While yearlong residencies under the tutelage of an expert mentor are more readily accessible to aspiring teachers in urban and suburban school systems, schools in only nine percent of Louisiana’s most sparsely populated parishes are currently able to offer the same opportunities. In response to conversations with school system leaders, and as an extension of Believe and Prepare, the Department launched an effort in 2017, to further explore teacher workforce strengths and challenges in rural school systems, and to identify potential supports for these communities.

To that end, the Department surveyed more than 1,300 educators statewide in summer 2017. After analyzing the survey results and educator workforce data, the Department released Access to Full Preparation For Teachers in Rural Communities. This report highlights the unique challenges of preparing teachers to teach in rural communities and underscores the need for greater access to high-quality educator preparation pathways in rural communities, especially for aspiring teachers who enter the teaching profession through the post-baccalaureate or “alternate” certification route.

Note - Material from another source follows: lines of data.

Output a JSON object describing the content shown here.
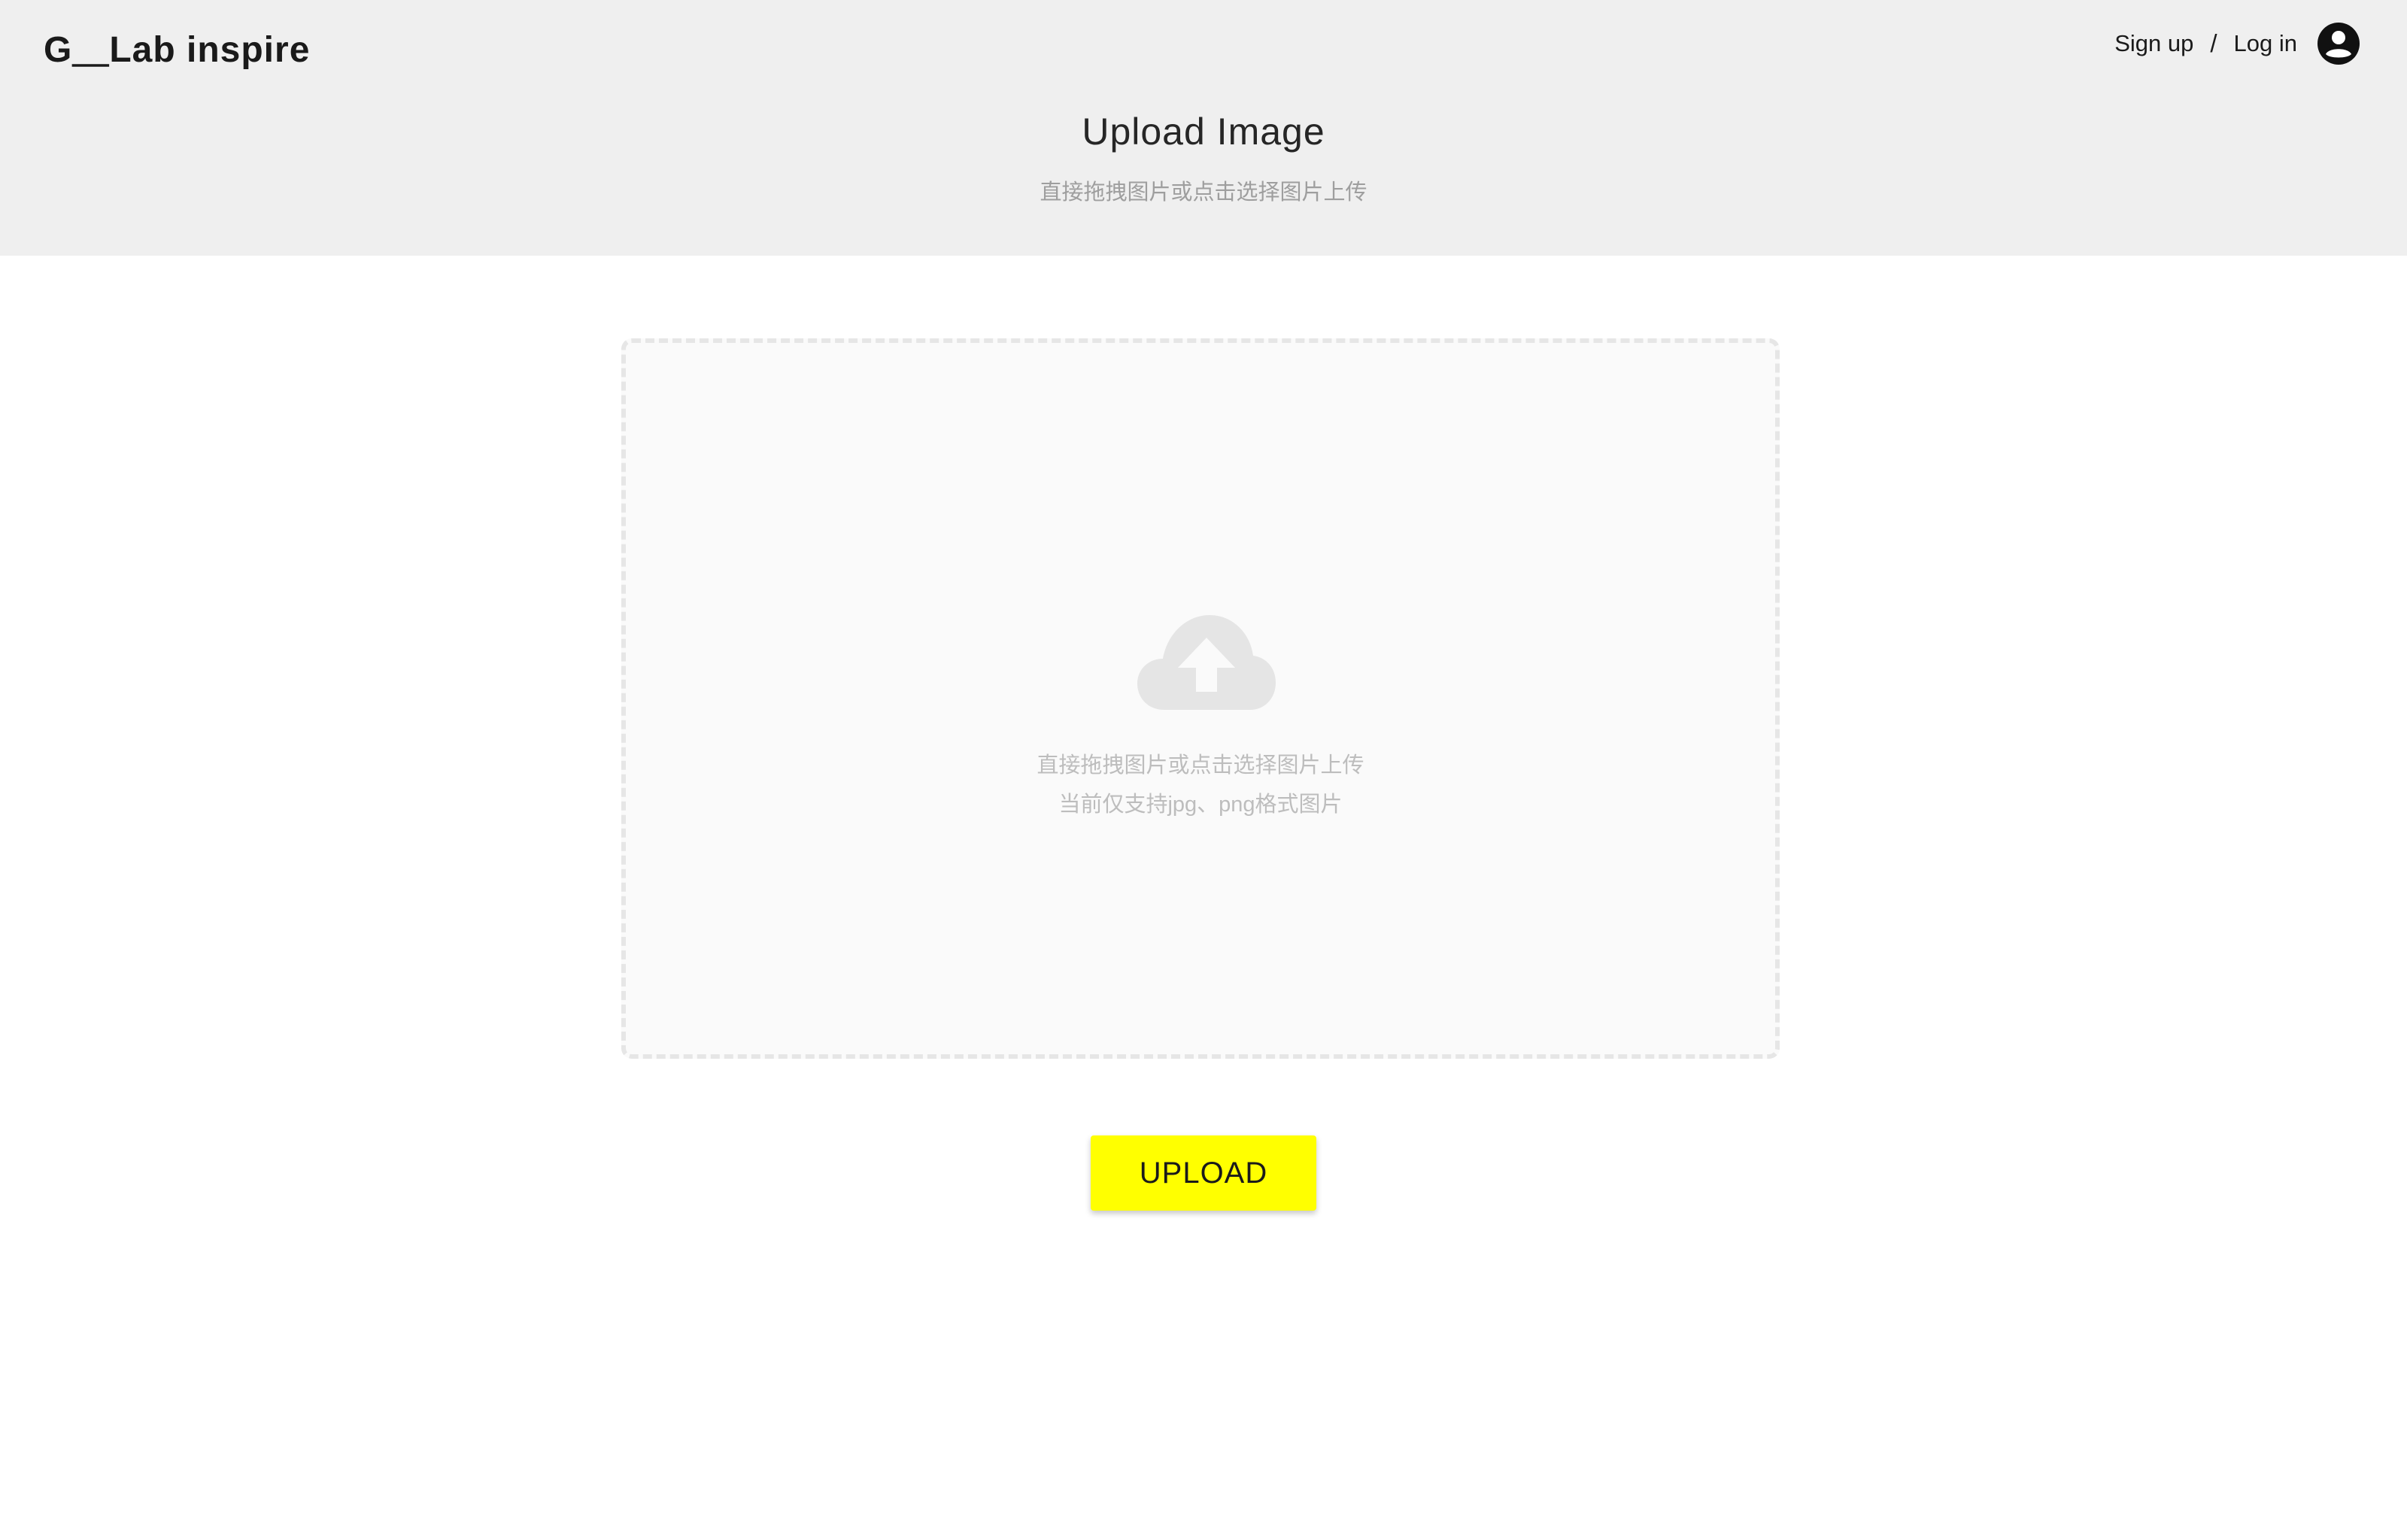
{
  "header": {
    "logo": "G＿Lab inspire",
    "signup_label": "Sign up",
    "separator": "/",
    "login_label": "Log in",
    "avatar_icon": "account-circle-icon",
    "background": "#efefef"
  },
  "main": {
    "title": "Upload Image",
    "subtitle": "直接拖拽图片或点击选择图片上传"
  },
  "dropzone": {
    "icon": "cloud-upload-icon",
    "line1": "直接拖拽图片或点击选择图片上传",
    "line2": "当前仅支持jpg、png格式图片"
  },
  "actions": {
    "upload_label": "UPLOAD",
    "upload_color": "#ffff00"
  }
}
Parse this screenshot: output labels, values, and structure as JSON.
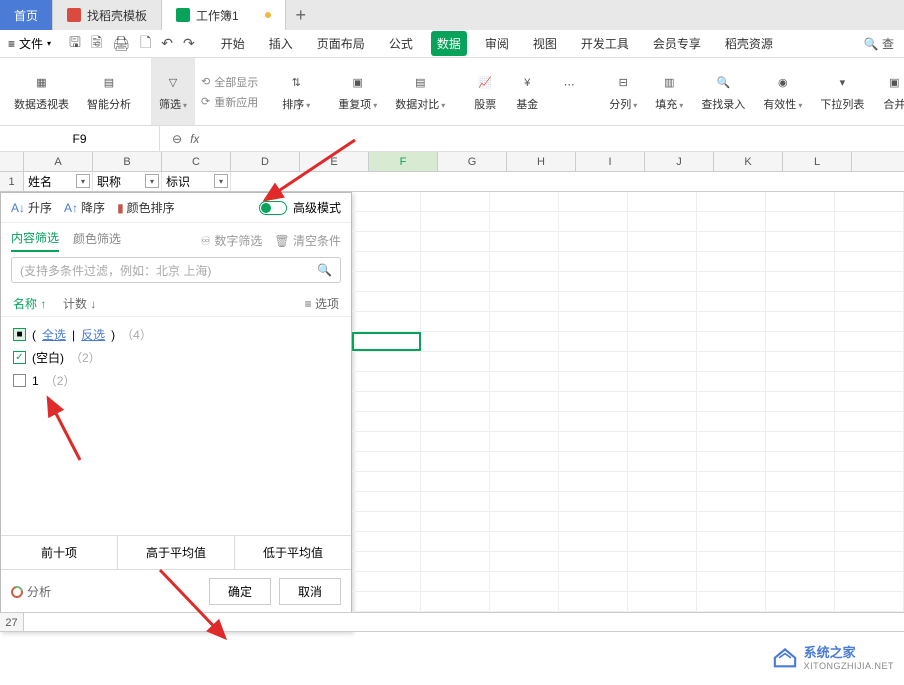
{
  "tabs": {
    "home": "首页",
    "template": "找稻壳模板",
    "workbook": "工作簿1"
  },
  "menu": {
    "file": "文件",
    "items": [
      "开始",
      "插入",
      "页面布局",
      "公式",
      "数据",
      "审阅",
      "视图",
      "开发工具",
      "会员专享",
      "稻壳资源"
    ],
    "activeIndex": 4
  },
  "ribbon": {
    "pivot": "数据透视表",
    "smart": "智能分析",
    "filter": "筛选",
    "showAll": "全部显示",
    "reapply": "重新应用",
    "sort": "排序",
    "dup": "重复项",
    "compare": "数据对比",
    "stock": "股票",
    "fund": "基金",
    "split": "分列",
    "fill": "填充",
    "lookup": "查找录入",
    "validate": "有效性",
    "dropdown": "下拉列表",
    "merge": "合并"
  },
  "formulaBar": {
    "cell": "F9",
    "fx": "fx"
  },
  "columns": [
    "A",
    "B",
    "C",
    "D",
    "E",
    "F",
    "G",
    "H",
    "I",
    "J",
    "K",
    "L"
  ],
  "selectedCol": "F",
  "row1": {
    "num": "1",
    "A": "姓名",
    "B": "职称",
    "C": "标识"
  },
  "filterPanel": {
    "asc": "升序",
    "desc": "降序",
    "colorSort": "颜色排序",
    "advanced": "高级模式",
    "tabContent": "内容筛选",
    "tabColor": "颜色筛选",
    "numFilter": "数字筛选",
    "clear": "清空条件",
    "searchPlaceholder": "(支持多条件过滤，例如：北京  上海)",
    "colName": "名称 ↑",
    "colCount": "计数 ↓",
    "options": "选项",
    "selectAll": "全选",
    "invert": "反选",
    "allCount": "（4）",
    "blank": "(空白)",
    "blankCount": "（2）",
    "val1": "1",
    "val1Count": "（2）",
    "top10": "前十项",
    "aboveAvg": "高于平均值",
    "belowAvg": "低于平均值",
    "analyze": "分析",
    "ok": "确定",
    "cancel": "取消"
  },
  "rowBottom": "27",
  "watermark": {
    "title": "系统之家",
    "url": "XITONGZHIJIA.NET"
  }
}
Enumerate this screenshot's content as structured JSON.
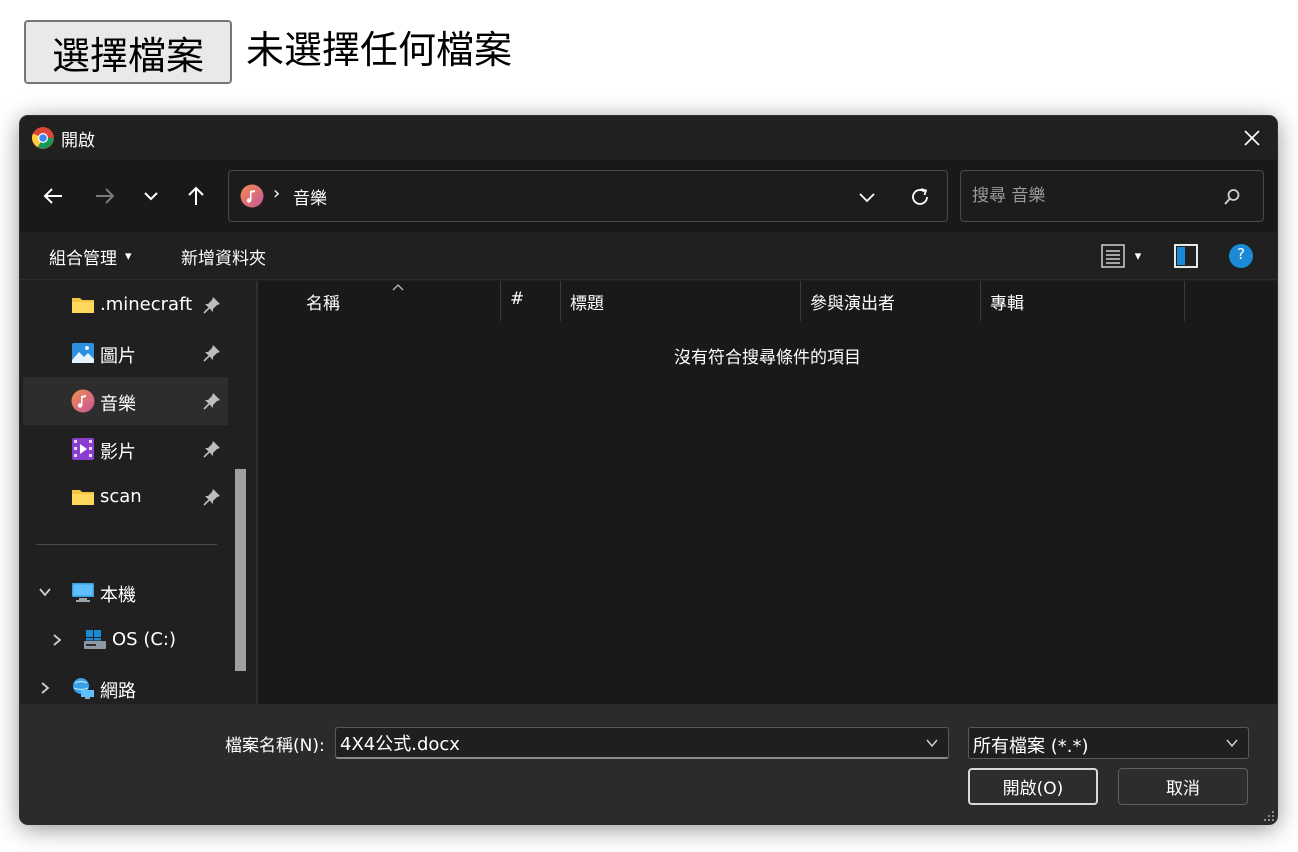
{
  "page": {
    "choose_button_label": "選擇檔案",
    "no_file_text": "未選擇任何檔案"
  },
  "dialog": {
    "title": "開啟",
    "nav": {
      "address_location": "音樂",
      "address_separator": "›",
      "search_placeholder": "搜尋 音樂"
    },
    "toolbar": {
      "organize_label": "組合管理",
      "organize_caret": "▾",
      "new_folder_label": "新增資料夾",
      "view_caret": "▾",
      "help_label": "?"
    },
    "sidebar": {
      "items": [
        {
          "label": ".minecraft",
          "icon": "folder-icon",
          "pinned": true
        },
        {
          "label": "圖片",
          "icon": "pictures-icon",
          "pinned": true
        },
        {
          "label": "音樂",
          "icon": "music-icon",
          "pinned": true,
          "selected": true
        },
        {
          "label": "影片",
          "icon": "videos-icon",
          "pinned": true
        },
        {
          "label": "scan",
          "icon": "folder-icon",
          "pinned": true
        }
      ],
      "tree": [
        {
          "label": "本機",
          "icon": "this-pc-icon",
          "expanded": true
        },
        {
          "label": "OS (C:)",
          "icon": "drive-icon",
          "expanded": false
        },
        {
          "label": "網路",
          "icon": "network-icon",
          "expanded": false
        }
      ]
    },
    "columns": [
      "名稱",
      "#",
      "標題",
      "參與演出者",
      "專輯"
    ],
    "empty_message": "沒有符合搜尋條件的項目",
    "footer": {
      "filename_label": "檔案名稱(N):",
      "filename_value": "4X4公式.docx",
      "filetype_value": "所有檔案 (*.*)",
      "open_button": "開啟(O)",
      "cancel_button": "取消"
    }
  },
  "colors": {
    "dialog_bg": "#202020",
    "content_bg": "#191919",
    "footer_bg": "#2b2b2b",
    "help_blue": "#1a8ad4",
    "folder_yellow": "#f4c542",
    "music_gradient_start": "#f38b4e",
    "music_gradient_end": "#c6569a"
  }
}
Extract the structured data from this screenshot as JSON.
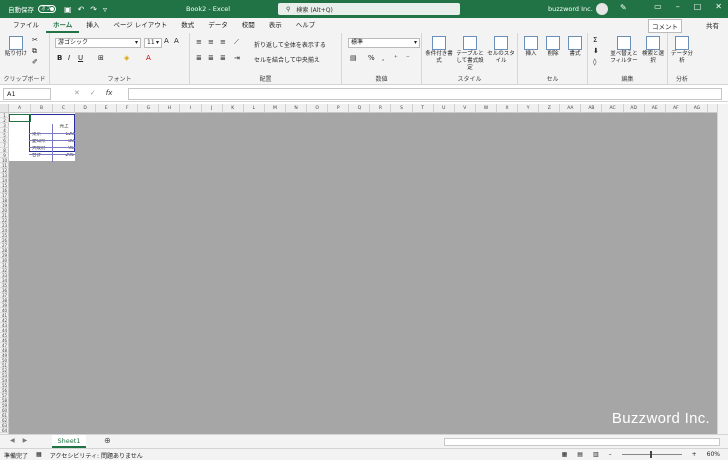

In October 2017, 24 school systems responded to the Department’s request, seeking eligible school systems committed to piloting innovative approaches to increase access to high-quality, residency based preparation programs in rural communities.

In December 2017, the Department selected 8 applicants to receive $675,000 in grant funding and invited the other applicants to participate as Community of Learning school systems that participated in meetings during the design phase and also received small stipends.

In August 2018, these pilots began supporting 38 alternate certification candidates who teach in 16 schools across rural Louisiana. At minimum, these pilots included structured practice and mentoring for, on average, one period per day, every day, during the entire school year. This time may include co-teaching, observation and feedback sessions, or collaborative planning time. These changes are the result of cost-neutral adjusted class schedules and teaching assignments.

In December 2018, the Department released Full Preparation for All Teachers: Mentoring in Alternate Preparation Programs, a report highlighting important lessons learned from these pilots thus far that offer insight into how Louisiana can strengthen alternate certification candidates’ experiences.

BESE approved regulatory shifts in October 2018 that require alternate certification candidates to receive at least 5 hours per week of mentoring in their first year of teaching. This mentoring can include:

  • co-teaching

  • observations

  • collaborative planning

These new mentoring requirements went into effect beginning in the
2020-2021 academic year.